the shift.

“When (Johnny)
Carson moved 'The Tonight Show' to (Los Angeles), that became the
scene,” said Michael Aguilar, producer of a new cable show (“I'm
Dying Up Here”) that captures the era. “It shifted from New York
to L.A.; everything changed.”

Soon, stand-up
comics were looking west. “There was a beam, you know, that could
catapult people to the stars,” Jim Carrey recalled. “And that was
'The Tonight Show.' And we all came out and gathered around the heat
of that.”

Most had to grind
their way through the L.A. comedy clubs, like the one depicted in
“Dying.” But as a 21-year-old Canadian, Carrey seemed to have an
express route.

“I was a big deal
in Toronto,” he recalled, “and they booked me on the show.”
Then he did a random night at a Los Angeles comedy club. “I had a
kind of a lukewarm night. And then I heard the news that I had lost
'The Tonight Show.'”

He had gone
instantly from a national spotlight to living in a closet –

At a comedy club,
Carrey recalled, someone “said he had a room, and it turned out to
be a closet. So the first year or so I was here, I lived in that
closet .... I woke up the first morning that I lived in the house, to
walk out in the kitchen and find a beautiful young girl making bacon
with no pants on.”

Carrey offered such
memories to the “Dying” producers, who paid attention. The first
episode includes a closet and a pantless cook; the second sees a
“Tonight” invitation yanked away.

Alongside that is
the heart of the series – Oscar-winner Melissa Leo as a comedy-club
owner. “She's not playing Mitzi Shore,” Carrey insisted, “but
she is a tribute to women like Mitzi.”

In 1972, comedian
Sam Shore and his wife created The Comedy Store; two years later, she
received the business in a divorce settlement. It became a favorite
spot for “Tonight” to scout.

Now we see a
fictional version named Goldie. “She has a marriage of commerce and
creativity,” said Dave Flebotte, the “Dying” creator. “She
loves comics, (but) it's also her bread and butter.”

So she has a mixed
relationship with them,Aguilar said. “She nurtures them, she trains
them. She pushes them when they need to be pushed .... She knows the
moment when they are ready.”

And in real life,
Carrey was ready. During his post-rejection, closet-living time, he
found another express route: He was cast as the star of the “Duck
Factory” situation comedy. That was on NBC, the “Tonight”
network; still just 21, Carrey was on the show.

That was in 1983,
when comedy and Carson had been thriving for a decade in Los
Angeles.
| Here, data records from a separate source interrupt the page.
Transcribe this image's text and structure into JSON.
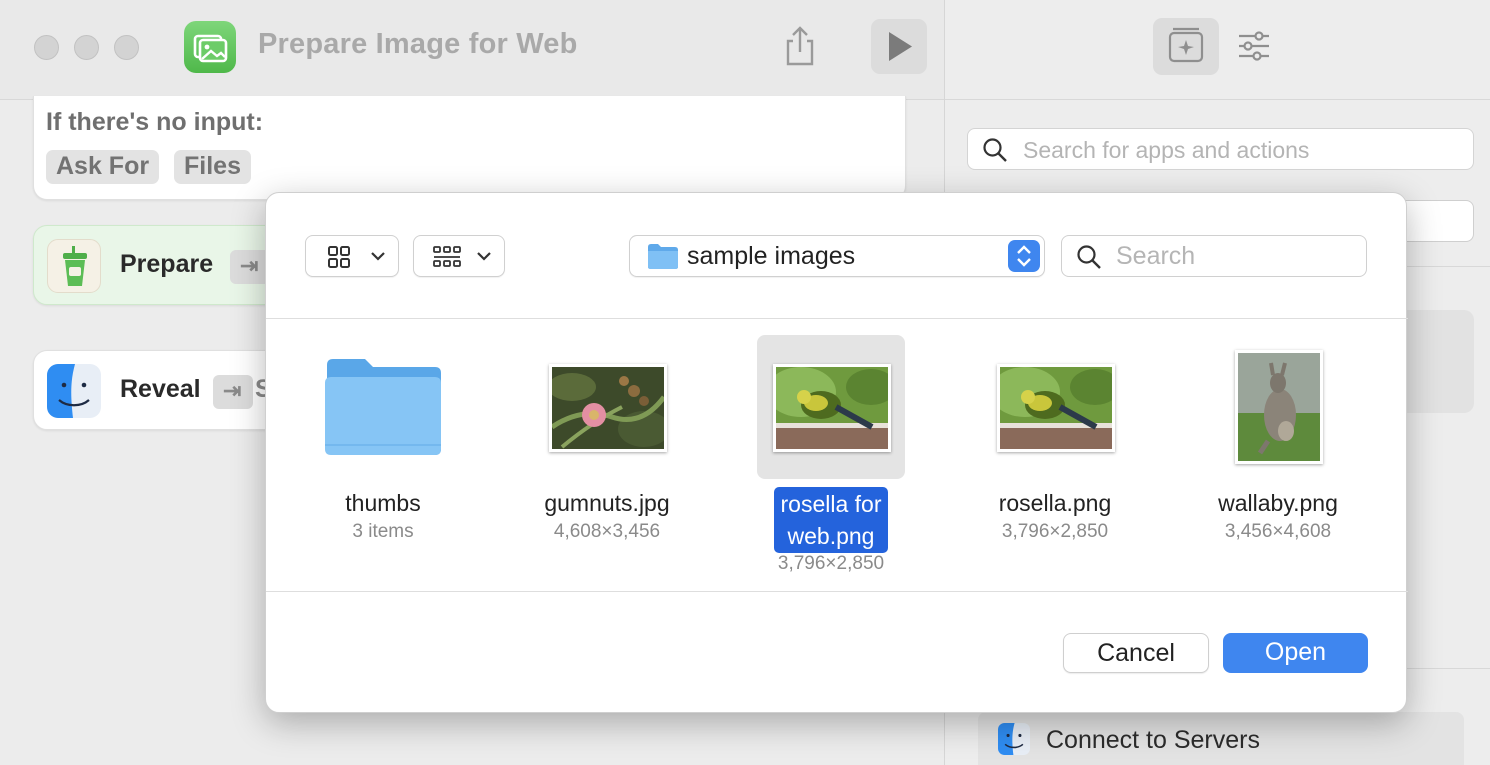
{
  "window": {
    "title": "Prepare Image for Web"
  },
  "workflow": {
    "no_input_label": "If there's no input:",
    "chips": [
      "Ask For",
      "Files"
    ],
    "actions": [
      {
        "label": "Prepare",
        "chip": "⇥"
      },
      {
        "label": "Reveal",
        "chip": "⇥",
        "chip_trailing": "S"
      }
    ]
  },
  "sidebar": {
    "search_placeholder": "Search for apps and actions",
    "bottom_item": "Connect to Servers"
  },
  "dialog": {
    "location": "sample images",
    "search_placeholder": "Search",
    "files": [
      {
        "name": "thumbs",
        "meta": "3 items",
        "kind": "folder"
      },
      {
        "name": "gumnuts.jpg",
        "meta": "4,608×3,456",
        "kind": "image"
      },
      {
        "name": "rosella for web.png",
        "name_line1": "rosella for",
        "name_line2": "web.png",
        "meta": "3,796×2,850",
        "kind": "image",
        "selected": true
      },
      {
        "name": "rosella.png",
        "meta": "3,796×2,850",
        "kind": "image"
      },
      {
        "name": "wallaby.png",
        "meta": "3,456×4,608",
        "kind": "image"
      }
    ],
    "cancel_label": "Cancel",
    "open_label": "Open"
  },
  "colors": {
    "accent": "#3f86ef",
    "selection": "#2463dc",
    "app_icon": "#5cc157"
  },
  "icons": [
    "share-icon",
    "play-icon",
    "library-icon",
    "settings-sliders-icon",
    "search-icon",
    "grid-view-icon",
    "gallery-view-icon",
    "folder-icon",
    "stepper-icon",
    "finder-icon"
  ]
}
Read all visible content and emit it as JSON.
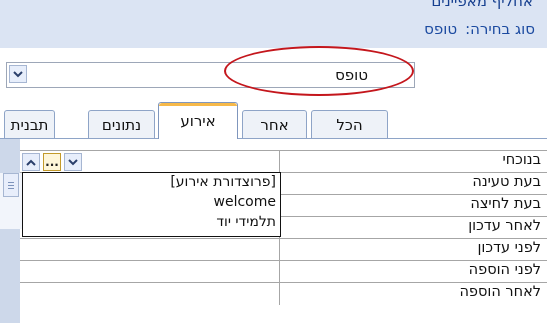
{
  "header": {
    "title": "אחליף מאפיינים",
    "selection_label": "סוג בחירה:",
    "selection_value": "טופס"
  },
  "selector": {
    "value": "טופס",
    "dropdown_icon": "chevron-down-icon"
  },
  "tabs": [
    {
      "label": "תבנית",
      "active": false
    },
    {
      "label": "נתונים",
      "active": false
    },
    {
      "label": "אירוע",
      "active": true
    },
    {
      "label": "אחר",
      "active": false
    },
    {
      "label": "הכל",
      "active": false
    }
  ],
  "properties": [
    {
      "name": "בנוכחי",
      "value": ""
    },
    {
      "name": "בעת טעינה",
      "value": ""
    },
    {
      "name": "בעת לחיצה",
      "value": ""
    },
    {
      "name": "לאחר עדכון",
      "value": ""
    },
    {
      "name": "לפני עדכון",
      "value": ""
    },
    {
      "name": "לפני הוספה",
      "value": ""
    },
    {
      "name": "לאחר הוספה",
      "value": ""
    }
  ],
  "value_controls": {
    "builder_label": "...",
    "up_icon": "chevron-up-icon",
    "down_icon": "chevron-down-icon"
  },
  "dropdown_list": {
    "items": [
      "[פרוצדורת אירוע]",
      "welcome",
      "תלמידי יוד"
    ]
  },
  "colors": {
    "header_background": "#dbe4f3",
    "label_text": "#1b4aa0",
    "highlight_ellipse": "#c4161c",
    "active_tab_accent": "#f6b94a"
  }
}
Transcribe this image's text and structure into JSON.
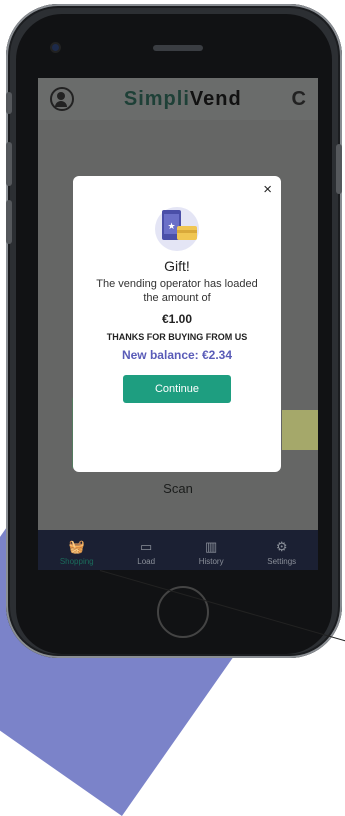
{
  "app": {
    "brand_left": "Simpli",
    "brand_right": "Vend",
    "brand_color": "#1e4037"
  },
  "header": {
    "profile_icon": "profile-icon",
    "refresh_icon": "refresh-icon",
    "refresh_glyph": "C"
  },
  "background": {
    "scan_label": "Scan"
  },
  "modal": {
    "close_glyph": "×",
    "title": "Gift!",
    "message": "The vending operator has loaded the amount of",
    "amount": "€1.00",
    "thanks": "THANKS FOR BUYING FROM US",
    "balance": "New balance: €2.34",
    "continue_label": "Continue",
    "accent": "#5a5cb8",
    "button_color": "#1e9e80"
  },
  "tabs": [
    {
      "label": "Shopping",
      "icon": "basket-icon",
      "glyph": "🧺",
      "active": true
    },
    {
      "label": "Load",
      "icon": "card-icon",
      "glyph": "▭",
      "active": false
    },
    {
      "label": "History",
      "icon": "chart-icon",
      "glyph": "▥",
      "active": false
    },
    {
      "label": "Settings",
      "icon": "gear-icon",
      "glyph": "⚙",
      "active": false
    }
  ]
}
Now Carrey produces and advises a show set in 1973, when
this was starting.

“The '70s
(brought) the golden age of stand-up comedy,” said Gary Levine, the
Showtime programming chief. That brought “comic geniuses like
George Carlin, Richard Pryor, Steve Martin, Dave Letterman, Jay Leno,
Andy Kaufman and Robin Williams.”

It was a time when
big talents were working in small clubs – and maybe sleeping in
small closets.

-- “I'm Dying Up
Here,” 10 p.m. Sundays, Showtime

-- Debuts June 4,
rerunning at 11 p.m. and 1 a.m.; then reruns nightly

-- Also: 9 and 11
p.m. Monday and Tuesday; 10 p.m. Wednesday; 9 p.m. Thursday,
rerunning at midnight; 7 p.m. Friday, rerunning at 9 p.m. and 1 a.m.;
7 and 10:30 p.m. Saturday